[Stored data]
┏━━

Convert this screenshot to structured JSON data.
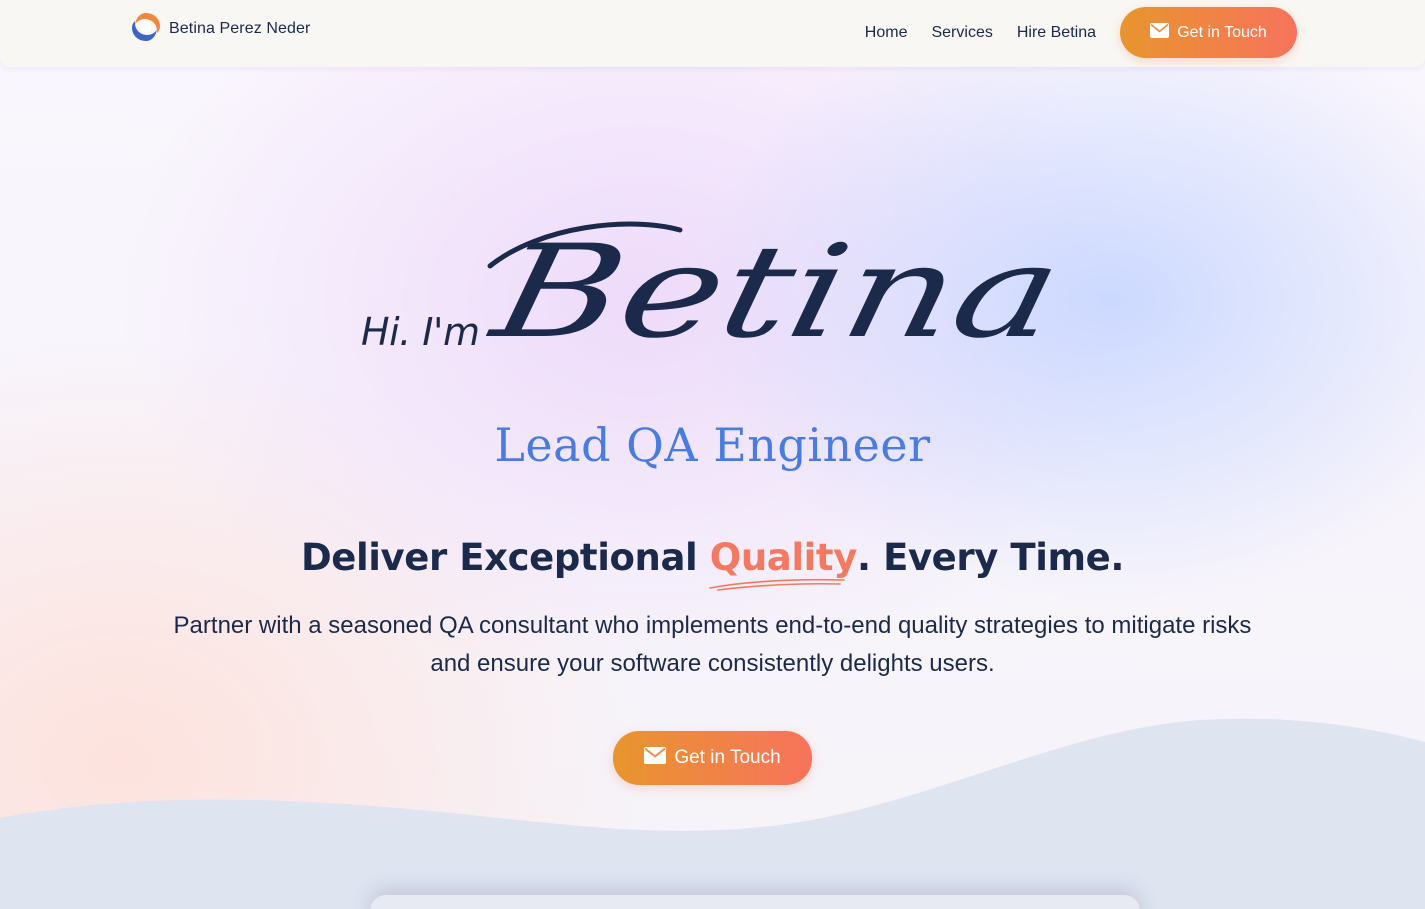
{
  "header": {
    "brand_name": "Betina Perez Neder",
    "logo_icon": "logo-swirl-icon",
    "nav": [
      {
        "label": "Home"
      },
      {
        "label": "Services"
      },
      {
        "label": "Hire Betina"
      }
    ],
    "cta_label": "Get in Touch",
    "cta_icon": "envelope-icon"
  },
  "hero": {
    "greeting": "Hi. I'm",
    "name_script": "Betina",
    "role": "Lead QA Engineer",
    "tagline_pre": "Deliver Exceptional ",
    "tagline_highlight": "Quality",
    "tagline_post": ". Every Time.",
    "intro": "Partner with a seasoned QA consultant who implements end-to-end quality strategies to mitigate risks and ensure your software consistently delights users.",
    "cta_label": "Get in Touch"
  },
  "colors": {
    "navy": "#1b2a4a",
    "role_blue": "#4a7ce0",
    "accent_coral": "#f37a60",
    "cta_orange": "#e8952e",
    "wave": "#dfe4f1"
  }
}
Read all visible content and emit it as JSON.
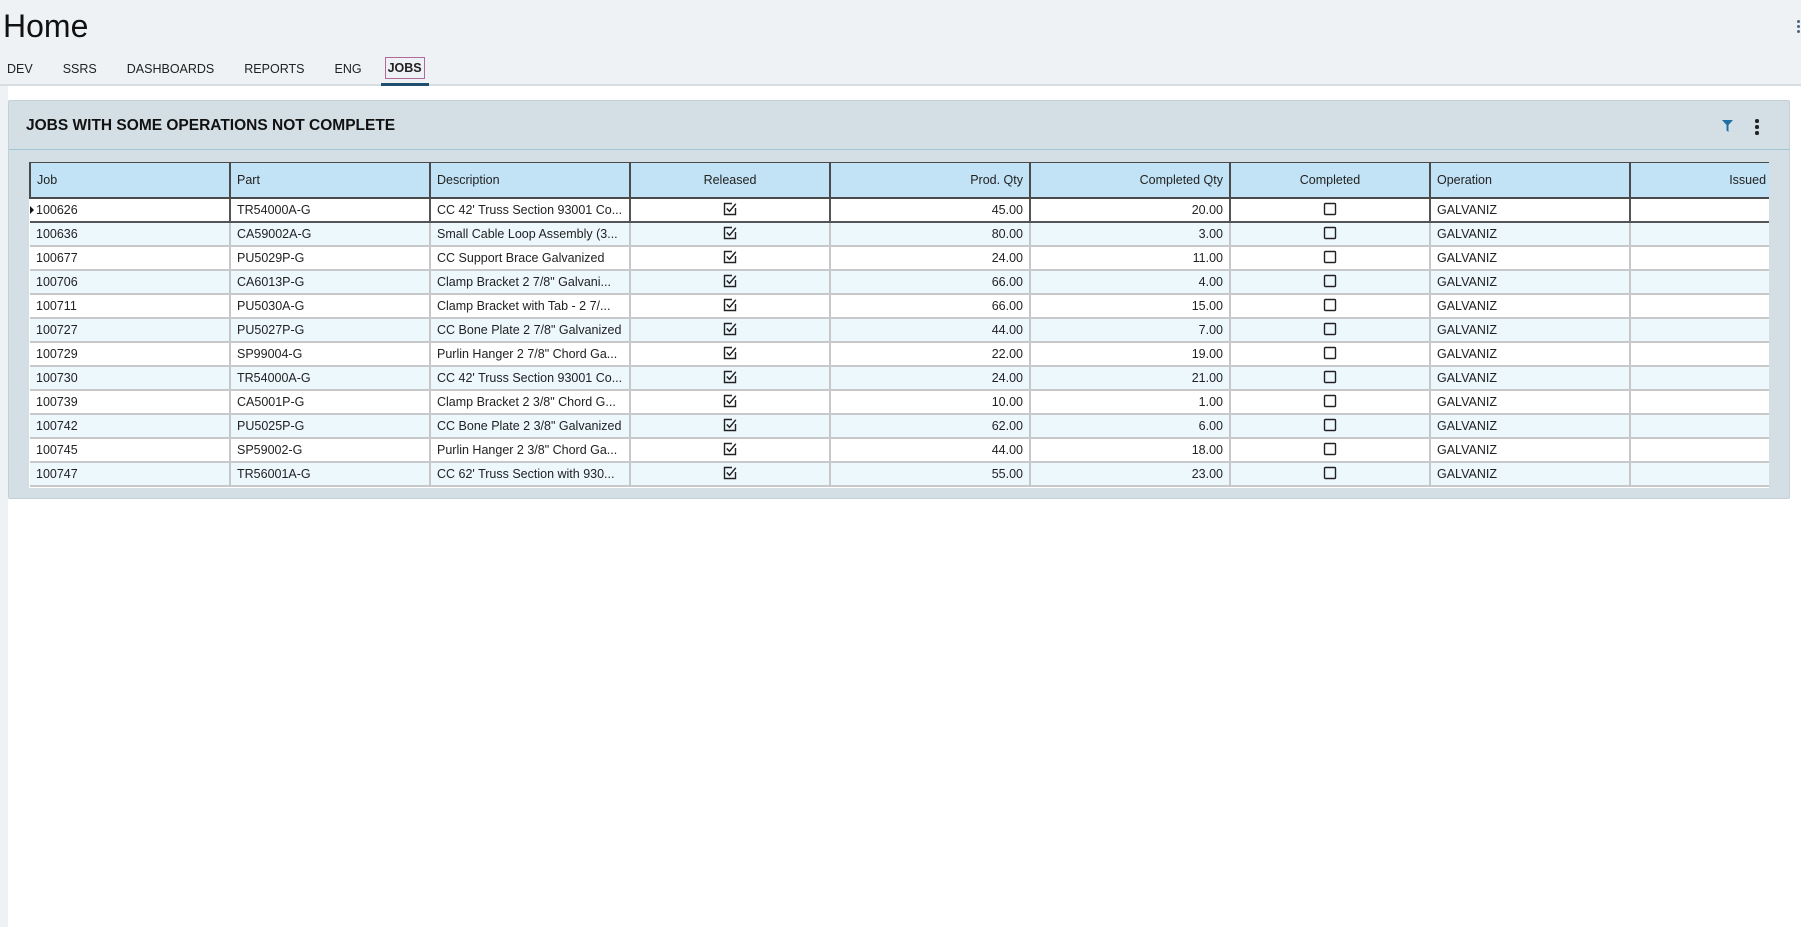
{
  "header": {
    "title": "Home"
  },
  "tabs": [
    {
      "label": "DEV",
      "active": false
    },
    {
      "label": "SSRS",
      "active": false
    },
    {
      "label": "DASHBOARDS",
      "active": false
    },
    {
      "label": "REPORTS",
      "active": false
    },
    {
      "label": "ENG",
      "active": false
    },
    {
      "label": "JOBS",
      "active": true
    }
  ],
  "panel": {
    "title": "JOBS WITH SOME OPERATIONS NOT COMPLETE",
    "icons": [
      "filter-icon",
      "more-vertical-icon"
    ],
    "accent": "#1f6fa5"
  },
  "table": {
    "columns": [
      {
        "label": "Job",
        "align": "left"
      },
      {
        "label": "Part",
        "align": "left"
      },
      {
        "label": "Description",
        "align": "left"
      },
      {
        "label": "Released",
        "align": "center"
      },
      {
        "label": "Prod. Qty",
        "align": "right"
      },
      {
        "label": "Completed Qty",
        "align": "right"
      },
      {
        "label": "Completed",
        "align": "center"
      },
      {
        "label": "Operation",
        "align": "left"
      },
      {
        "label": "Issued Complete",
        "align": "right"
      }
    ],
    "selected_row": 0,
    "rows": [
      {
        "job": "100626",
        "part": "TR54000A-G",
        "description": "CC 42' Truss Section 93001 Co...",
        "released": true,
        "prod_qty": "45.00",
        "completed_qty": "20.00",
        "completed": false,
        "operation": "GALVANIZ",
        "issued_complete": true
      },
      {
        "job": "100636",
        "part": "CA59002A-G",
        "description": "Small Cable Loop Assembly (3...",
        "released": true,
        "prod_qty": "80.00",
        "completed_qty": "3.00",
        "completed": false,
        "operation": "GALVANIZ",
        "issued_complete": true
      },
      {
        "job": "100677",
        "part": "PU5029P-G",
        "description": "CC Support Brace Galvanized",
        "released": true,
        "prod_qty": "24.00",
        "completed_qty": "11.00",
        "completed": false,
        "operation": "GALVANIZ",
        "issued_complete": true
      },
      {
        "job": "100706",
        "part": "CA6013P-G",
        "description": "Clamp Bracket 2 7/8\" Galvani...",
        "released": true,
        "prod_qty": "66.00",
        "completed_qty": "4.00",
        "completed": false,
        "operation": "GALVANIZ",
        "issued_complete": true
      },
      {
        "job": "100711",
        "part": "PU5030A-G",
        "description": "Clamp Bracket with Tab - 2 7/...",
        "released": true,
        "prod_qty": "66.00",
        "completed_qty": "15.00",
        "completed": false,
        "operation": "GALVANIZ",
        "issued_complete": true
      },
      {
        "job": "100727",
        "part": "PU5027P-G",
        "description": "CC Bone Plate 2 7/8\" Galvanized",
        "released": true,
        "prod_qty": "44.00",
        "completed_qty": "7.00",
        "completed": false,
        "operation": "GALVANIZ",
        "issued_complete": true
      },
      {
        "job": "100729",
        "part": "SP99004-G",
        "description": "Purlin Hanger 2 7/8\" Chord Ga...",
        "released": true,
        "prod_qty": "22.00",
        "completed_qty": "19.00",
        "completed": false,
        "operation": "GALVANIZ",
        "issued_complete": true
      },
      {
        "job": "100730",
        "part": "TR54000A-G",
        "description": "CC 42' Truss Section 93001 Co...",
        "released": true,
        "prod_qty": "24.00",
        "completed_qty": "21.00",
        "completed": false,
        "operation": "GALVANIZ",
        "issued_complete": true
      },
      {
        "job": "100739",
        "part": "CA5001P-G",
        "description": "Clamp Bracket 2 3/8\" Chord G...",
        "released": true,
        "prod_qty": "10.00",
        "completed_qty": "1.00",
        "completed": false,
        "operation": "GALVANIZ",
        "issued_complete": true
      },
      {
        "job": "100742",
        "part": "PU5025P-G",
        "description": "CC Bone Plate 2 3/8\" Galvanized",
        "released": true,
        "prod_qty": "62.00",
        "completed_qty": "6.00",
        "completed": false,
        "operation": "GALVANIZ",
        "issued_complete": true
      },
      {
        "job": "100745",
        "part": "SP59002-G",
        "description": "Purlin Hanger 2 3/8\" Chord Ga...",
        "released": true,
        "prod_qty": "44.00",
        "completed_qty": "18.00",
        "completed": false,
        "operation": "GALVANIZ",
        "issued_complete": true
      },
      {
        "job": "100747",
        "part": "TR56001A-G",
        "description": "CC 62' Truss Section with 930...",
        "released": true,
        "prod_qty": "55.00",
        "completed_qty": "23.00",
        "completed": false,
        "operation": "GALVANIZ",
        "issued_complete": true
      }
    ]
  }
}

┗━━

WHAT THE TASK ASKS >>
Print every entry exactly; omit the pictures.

TASK RESULT >>
Convert this screenshot to structured JSON data.
{
  "header": {
    "brand_name": "Betina Perez Neder",
    "logo_icon": "logo-swirl-icon",
    "nav": [
      {
        "label": "Home"
      },
      {
        "label": "Services"
      },
      {
        "label": "Hire Betina"
      }
    ],
    "cta_label": "Get in Touch",
    "cta_icon": "envelope-icon"
  },
  "hero": {
    "greeting": "Hi. I'm",
    "name_script": "Betina",
    "role": "Lead QA Engineer",
    "tagline_pre": "Deliver Exceptional ",
    "tagline_highlight": "Quality",
    "tagline_post": ". Every Time.",
    "intro": "Partner with a seasoned QA consultant who implements end-to-end quality strategies to mitigate risks and ensure your software consistently delights users.",
    "cta_label": "Get in Touch"
  },
  "colors": {
    "navy": "#1b2a4a",
    "role_blue": "#4a7ce0",
    "accent_coral": "#f37a60",
    "cta_orange": "#e8952e",
    "wave": "#dfe4f1"
  }
}
Read all visible content and emit it as JSON.
{
  "header": {
    "title": "Home"
  },
  "tabs": [
    {
      "label": "DEV",
      "active": false
    },
    {
      "label": "SSRS",
      "active": false
    },
    {
      "label": "DASHBOARDS",
      "active": false
    },
    {
      "label": "REPORTS",
      "active": false
    },
    {
      "label": "ENG",
      "active": false
    },
    {
      "label": "JOBS",
      "active": true
    }
  ],
  "panel": {
    "title": "JOBS WITH SOME OPERATIONS NOT COMPLETE",
    "icons": [
      "filter-icon",
      "more-vertical-icon"
    ],
    "accent": "#1f6fa5"
  },
  "table": {
    "columns": [
      {
        "label": "Job",
        "align": "left"
      },
      {
        "label": "Part",
        "align": "left"
      },
      {
        "label": "Description",
        "align": "left"
      },
      {
        "label": "Released",
        "align": "center"
      },
      {
        "label": "Prod. Qty",
        "align": "right"
      },
      {
        "label": "Completed Qty",
        "align": "right"
      },
      {
        "label": "Completed",
        "align": "center"
      },
      {
        "label": "Operation",
        "align": "left"
      },
      {
        "label": "Issued Complete",
        "align": "right"
      }
    ],
    "selected_row": 0,
    "rows": [
      {
        "job": "100626",
        "part": "TR54000A-G",
        "description": "CC 42' Truss Section 93001 Co...",
        "released": true,
        "prod_qty": "45.00",
        "completed_qty": "20.00",
        "completed": false,
        "operation": "GALVANIZ",
        "issued_complete": true
      },
      {
        "job": "100636",
        "part": "CA59002A-G",
        "description": "Small Cable Loop Assembly (3...",
        "released": true,
        "prod_qty": "80.00",
        "completed_qty": "3.00",
        "completed": false,
        "operation": "GALVANIZ",
        "issued_complete": true
      },
      {
        "job": "100677",
        "part": "PU5029P-G",
        "description": "CC Support Brace Galvanized",
        "released": true,
        "prod_qty": "24.00",
        "completed_qty": "11.00",
        "completed": false,
        "operation": "GALVANIZ",
        "issued_complete": true
      },
      {
        "job": "100706",
        "part": "CA6013P-G",
        "description": "Clamp Bracket 2 7/8\" Galvani...",
        "released": true,
        "prod_qty": "66.00",
        "completed_qty": "4.00",
        "completed": false,
        "operation": "GALVANIZ",
        "issued_complete": true
      },
      {
        "job": "100711",
        "part": "PU5030A-G",
        "description": "Clamp Bracket with Tab - 2 7/...",
        "released": true,
        "prod_qty": "66.00",
        "completed_qty": "15.00",
        "completed": false,
        "operation": "GALVANIZ",
        "issued_complete": true
      },
      {
        "job": "100727",
        "part": "PU5027P-G",
        "description": "CC Bone Plate 2 7/8\" Galvanized",
        "released": true,
        "prod_qty": "44.00",
        "completed_qty": "7.00",
        "completed": false,
        "operation": "GALVANIZ",
        "issued_complete": true
      },
      {
        "job": "100729",
        "part": "SP99004-G",
        "description": "Purlin Hanger 2 7/8\" Chord Ga...",
        "released": true,
        "prod_qty": "22.00",
        "completed_qty": "19.00",
        "completed": false,
        "operation": "GALVANIZ",
        "issued_complete": true
      },
      {
        "job": "100730",
        "part": "TR54000A-G",
        "description": "CC 42' Truss Section 93001 Co...",
        "released": true,
        "prod_qty": "24.00",
        "completed_qty": "21.00",
        "completed": false,
        "operation": "GALVANIZ",
        "issued_complete": true
      },
      {
        "job": "100739",
        "part": "CA5001P-G",
        "description": "Clamp Bracket 2 3/8\" Chord G...",
        "released": true,
        "prod_qty": "10.00",
        "completed_qty": "1.00",
        "completed": false,
        "operation": "GALVANIZ",
        "issued_complete": true
      },
      {
        "job": "100742",
        "part": "PU5025P-G",
        "description": "CC Bone Plate 2 3/8\" Galvanized",
        "released": true,
        "prod_qty": "62.00",
        "completed_qty": "6.00",
        "completed": false,
        "operation": "GALVANIZ",
        "issued_complete": true
      },
      {
        "job": "100745",
        "part": "SP59002-G",
        "description": "Purlin Hanger 2 3/8\" Chord Ga...",
        "released": true,
        "prod_qty": "44.00",
        "completed_qty": "18.00",
        "completed": false,
        "operation": "GALVANIZ",
        "issued_complete": true
      },
      {
        "job": "100747",
        "part": "TR56001A-G",
        "description": "CC 62' Truss Section with 930...",
        "released": true,
        "prod_qty": "55.00",
        "completed_qty": "23.00",
        "completed": false,
        "operation": "GALVANIZ",
        "issued_complete": true
      }
    ]
  }
}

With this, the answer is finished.